What this task involves ▸
With the images omitted, return all of the entries exactly as they stand.
┄┄┄┄┄┄┄┄┄┄
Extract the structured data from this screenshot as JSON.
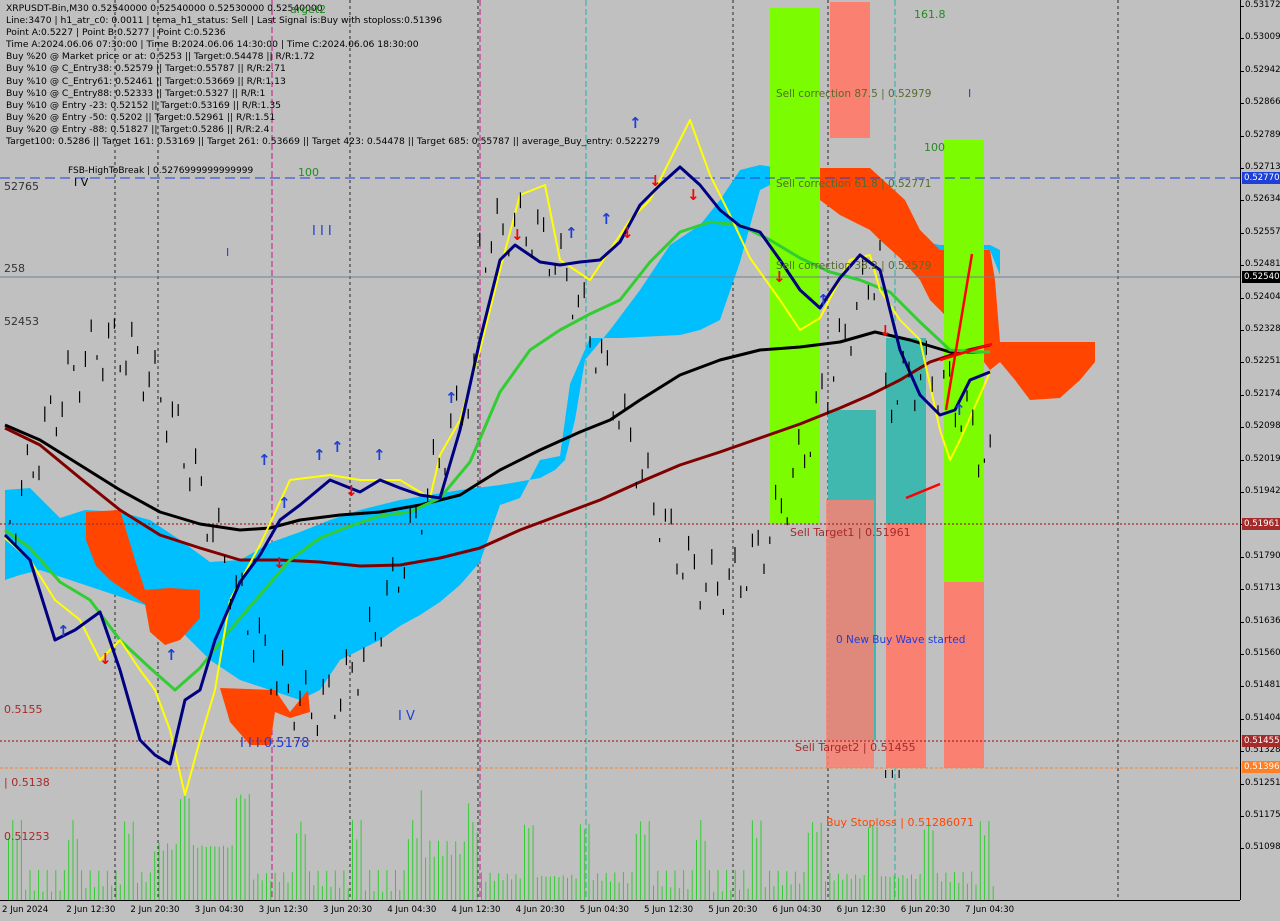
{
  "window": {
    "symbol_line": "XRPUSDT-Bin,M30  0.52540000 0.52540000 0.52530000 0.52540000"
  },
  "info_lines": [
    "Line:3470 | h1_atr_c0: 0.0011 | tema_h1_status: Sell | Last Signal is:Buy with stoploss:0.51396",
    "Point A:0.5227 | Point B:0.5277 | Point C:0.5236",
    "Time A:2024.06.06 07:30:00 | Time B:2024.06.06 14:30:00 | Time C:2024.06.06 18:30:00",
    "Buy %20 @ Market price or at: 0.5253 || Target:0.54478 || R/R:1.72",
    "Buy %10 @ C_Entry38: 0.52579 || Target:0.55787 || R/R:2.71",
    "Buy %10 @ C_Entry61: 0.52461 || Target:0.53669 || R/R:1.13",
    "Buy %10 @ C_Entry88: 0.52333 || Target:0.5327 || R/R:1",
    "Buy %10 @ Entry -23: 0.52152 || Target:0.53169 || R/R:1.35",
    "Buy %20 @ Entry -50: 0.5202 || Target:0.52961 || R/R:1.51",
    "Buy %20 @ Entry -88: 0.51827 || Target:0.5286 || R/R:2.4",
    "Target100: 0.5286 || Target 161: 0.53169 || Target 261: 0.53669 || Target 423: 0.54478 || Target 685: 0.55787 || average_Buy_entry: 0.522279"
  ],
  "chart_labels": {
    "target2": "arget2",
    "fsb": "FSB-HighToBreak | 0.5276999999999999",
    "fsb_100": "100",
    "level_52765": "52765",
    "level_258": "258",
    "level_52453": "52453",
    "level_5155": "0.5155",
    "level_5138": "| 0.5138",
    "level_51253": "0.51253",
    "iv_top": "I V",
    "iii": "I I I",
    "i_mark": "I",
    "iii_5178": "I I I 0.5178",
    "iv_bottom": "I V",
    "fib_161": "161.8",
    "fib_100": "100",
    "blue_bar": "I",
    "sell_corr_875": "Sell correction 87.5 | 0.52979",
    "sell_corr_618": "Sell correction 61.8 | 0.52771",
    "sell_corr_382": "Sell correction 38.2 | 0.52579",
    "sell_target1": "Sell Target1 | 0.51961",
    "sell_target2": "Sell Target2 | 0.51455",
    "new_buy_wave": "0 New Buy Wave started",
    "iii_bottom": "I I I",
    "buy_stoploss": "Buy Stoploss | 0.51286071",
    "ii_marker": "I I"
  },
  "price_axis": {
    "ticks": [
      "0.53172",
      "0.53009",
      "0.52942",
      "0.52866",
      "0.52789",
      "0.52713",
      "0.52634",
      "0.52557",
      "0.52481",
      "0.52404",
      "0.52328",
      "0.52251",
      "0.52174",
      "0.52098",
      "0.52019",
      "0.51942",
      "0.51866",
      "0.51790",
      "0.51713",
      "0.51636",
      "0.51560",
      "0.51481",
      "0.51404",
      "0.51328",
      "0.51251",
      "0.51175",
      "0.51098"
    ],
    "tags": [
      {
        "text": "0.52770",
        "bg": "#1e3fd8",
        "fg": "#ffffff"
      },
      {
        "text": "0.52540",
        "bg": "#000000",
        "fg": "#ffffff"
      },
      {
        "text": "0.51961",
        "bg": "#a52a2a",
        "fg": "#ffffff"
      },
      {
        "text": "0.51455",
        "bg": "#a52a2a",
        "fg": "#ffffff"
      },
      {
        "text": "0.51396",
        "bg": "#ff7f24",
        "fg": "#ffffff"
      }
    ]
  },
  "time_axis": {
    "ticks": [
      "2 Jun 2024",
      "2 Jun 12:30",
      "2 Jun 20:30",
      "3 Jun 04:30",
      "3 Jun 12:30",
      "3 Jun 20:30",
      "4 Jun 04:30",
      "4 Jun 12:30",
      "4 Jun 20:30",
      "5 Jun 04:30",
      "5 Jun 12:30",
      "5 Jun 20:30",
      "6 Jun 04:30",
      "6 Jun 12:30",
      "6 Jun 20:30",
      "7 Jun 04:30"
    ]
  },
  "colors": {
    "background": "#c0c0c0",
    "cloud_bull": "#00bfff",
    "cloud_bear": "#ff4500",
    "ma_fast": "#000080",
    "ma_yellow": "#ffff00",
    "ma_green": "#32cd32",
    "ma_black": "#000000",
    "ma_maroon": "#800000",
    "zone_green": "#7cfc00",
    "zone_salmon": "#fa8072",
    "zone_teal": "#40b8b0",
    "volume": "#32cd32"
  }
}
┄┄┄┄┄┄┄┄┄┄
Answer for the task ▸
Extract the structured data from this screenshot as JSON.
{
  "window": {
    "symbol_line": "XRPUSDT-Bin,M30  0.52540000 0.52540000 0.52530000 0.52540000"
  },
  "info_lines": [
    "Line:3470 | h1_atr_c0: 0.0011 | tema_h1_status: Sell | Last Signal is:Buy with stoploss:0.51396",
    "Point A:0.5227 | Point B:0.5277 | Point C:0.5236",
    "Time A:2024.06.06 07:30:00 | Time B:2024.06.06 14:30:00 | Time C:2024.06.06 18:30:00",
    "Buy %20 @ Market price or at: 0.5253 || Target:0.54478 || R/R:1.72",
    "Buy %10 @ C_Entry38: 0.52579 || Target:0.55787 || R/R:2.71",
    "Buy %10 @ C_Entry61: 0.52461 || Target:0.53669 || R/R:1.13",
    "Buy %10 @ C_Entry88: 0.52333 || Target:0.5327 || R/R:1",
    "Buy %10 @ Entry -23: 0.52152 || Target:0.53169 || R/R:1.35",
    "Buy %20 @ Entry -50: 0.5202 || Target:0.52961 || R/R:1.51",
    "Buy %20 @ Entry -88: 0.51827 || Target:0.5286 || R/R:2.4",
    "Target100: 0.5286 || Target 161: 0.53169 || Target 261: 0.53669 || Target 423: 0.54478 || Target 685: 0.55787 || average_Buy_entry: 0.522279"
  ],
  "chart_labels": {
    "target2": "arget2",
    "fsb": "FSB-HighToBreak | 0.5276999999999999",
    "fsb_100": "100",
    "level_52765": "52765",
    "level_258": "258",
    "level_52453": "52453",
    "level_5155": "0.5155",
    "level_5138": "| 0.5138",
    "level_51253": "0.51253",
    "iv_top": "I V",
    "iii": "I I I",
    "i_mark": "I",
    "iii_5178": "I I I 0.5178",
    "iv_bottom": "I V",
    "fib_161": "161.8",
    "fib_100": "100",
    "blue_bar": "I",
    "sell_corr_875": "Sell correction 87.5 | 0.52979",
    "sell_corr_618": "Sell correction 61.8 | 0.52771",
    "sell_corr_382": "Sell correction 38.2 | 0.52579",
    "sell_target1": "Sell Target1 | 0.51961",
    "sell_target2": "Sell Target2 | 0.51455",
    "new_buy_wave": "0 New Buy Wave started",
    "iii_bottom": "I I I",
    "buy_stoploss": "Buy Stoploss | 0.51286071",
    "ii_marker": "I I"
  },
  "price_axis": {
    "ticks": [
      "0.53172",
      "0.53009",
      "0.52942",
      "0.52866",
      "0.52789",
      "0.52713",
      "0.52634",
      "0.52557",
      "0.52481",
      "0.52404",
      "0.52328",
      "0.52251",
      "0.52174",
      "0.52098",
      "0.52019",
      "0.51942",
      "0.51866",
      "0.51790",
      "0.51713",
      "0.51636",
      "0.51560",
      "0.51481",
      "0.51404",
      "0.51328",
      "0.51251",
      "0.51175",
      "0.51098"
    ],
    "tags": [
      {
        "text": "0.52770",
        "bg": "#1e3fd8",
        "fg": "#ffffff"
      },
      {
        "text": "0.52540",
        "bg": "#000000",
        "fg": "#ffffff"
      },
      {
        "text": "0.51961",
        "bg": "#a52a2a",
        "fg": "#ffffff"
      },
      {
        "text": "0.51455",
        "bg": "#a52a2a",
        "fg": "#ffffff"
      },
      {
        "text": "0.51396",
        "bg": "#ff7f24",
        "fg": "#ffffff"
      }
    ]
  },
  "time_axis": {
    "ticks": [
      "2 Jun 2024",
      "2 Jun 12:30",
      "2 Jun 20:30",
      "3 Jun 04:30",
      "3 Jun 12:30",
      "3 Jun 20:30",
      "4 Jun 04:30",
      "4 Jun 12:30",
      "4 Jun 20:30",
      "5 Jun 04:30",
      "5 Jun 12:30",
      "5 Jun 20:30",
      "6 Jun 04:30",
      "6 Jun 12:30",
      "6 Jun 20:30",
      "7 Jun 04:30"
    ]
  },
  "colors": {
    "background": "#c0c0c0",
    "cloud_bull": "#00bfff",
    "cloud_bear": "#ff4500",
    "ma_fast": "#000080",
    "ma_yellow": "#ffff00",
    "ma_green": "#32cd32",
    "ma_black": "#000000",
    "ma_maroon": "#800000",
    "zone_green": "#7cfc00",
    "zone_salmon": "#fa8072",
    "zone_teal": "#40b8b0",
    "volume": "#32cd32"
  }
}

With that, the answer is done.